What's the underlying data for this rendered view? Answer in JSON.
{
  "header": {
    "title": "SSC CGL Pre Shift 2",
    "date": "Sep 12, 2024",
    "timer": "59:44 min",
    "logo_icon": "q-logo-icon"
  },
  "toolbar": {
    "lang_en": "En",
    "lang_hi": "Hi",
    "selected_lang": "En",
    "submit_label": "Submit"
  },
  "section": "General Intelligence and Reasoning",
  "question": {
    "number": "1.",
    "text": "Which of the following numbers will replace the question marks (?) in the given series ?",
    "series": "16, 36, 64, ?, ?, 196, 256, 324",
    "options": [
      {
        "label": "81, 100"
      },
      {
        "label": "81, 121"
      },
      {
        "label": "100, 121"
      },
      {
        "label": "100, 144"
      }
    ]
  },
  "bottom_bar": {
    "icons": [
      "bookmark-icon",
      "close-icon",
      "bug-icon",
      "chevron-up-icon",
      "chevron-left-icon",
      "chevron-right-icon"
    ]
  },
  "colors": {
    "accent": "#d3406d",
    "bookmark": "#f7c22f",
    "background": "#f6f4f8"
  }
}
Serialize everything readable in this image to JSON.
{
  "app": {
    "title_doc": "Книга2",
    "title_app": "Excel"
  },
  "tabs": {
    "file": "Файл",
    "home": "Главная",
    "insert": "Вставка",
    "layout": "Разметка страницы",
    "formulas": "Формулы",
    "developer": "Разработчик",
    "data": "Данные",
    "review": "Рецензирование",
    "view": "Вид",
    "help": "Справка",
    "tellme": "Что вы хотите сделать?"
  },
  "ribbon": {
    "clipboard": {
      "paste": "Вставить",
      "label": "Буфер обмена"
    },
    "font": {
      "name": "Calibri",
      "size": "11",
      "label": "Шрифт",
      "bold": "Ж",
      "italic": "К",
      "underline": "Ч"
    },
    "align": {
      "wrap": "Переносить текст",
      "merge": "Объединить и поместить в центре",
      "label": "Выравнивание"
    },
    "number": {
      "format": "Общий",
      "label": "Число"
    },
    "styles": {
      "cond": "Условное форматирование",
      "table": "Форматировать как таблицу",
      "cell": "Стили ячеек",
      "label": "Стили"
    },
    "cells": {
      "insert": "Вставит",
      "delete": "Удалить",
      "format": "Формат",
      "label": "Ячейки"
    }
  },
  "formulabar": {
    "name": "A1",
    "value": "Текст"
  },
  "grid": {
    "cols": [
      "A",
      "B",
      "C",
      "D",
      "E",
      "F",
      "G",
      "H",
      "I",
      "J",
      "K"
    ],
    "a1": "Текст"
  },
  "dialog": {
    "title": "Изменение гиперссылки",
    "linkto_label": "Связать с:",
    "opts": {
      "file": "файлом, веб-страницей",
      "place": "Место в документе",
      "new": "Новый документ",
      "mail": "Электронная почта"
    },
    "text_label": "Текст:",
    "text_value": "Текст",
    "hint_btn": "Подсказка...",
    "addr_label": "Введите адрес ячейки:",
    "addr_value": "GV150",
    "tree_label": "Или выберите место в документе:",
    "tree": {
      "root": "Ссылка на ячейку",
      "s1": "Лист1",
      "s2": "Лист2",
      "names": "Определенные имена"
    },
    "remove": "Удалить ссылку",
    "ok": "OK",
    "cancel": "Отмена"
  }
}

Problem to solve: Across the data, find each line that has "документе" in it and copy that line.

Finished exercise:
      "place": "Место в документе",
    "tree_label": "Или выберите место в документе:",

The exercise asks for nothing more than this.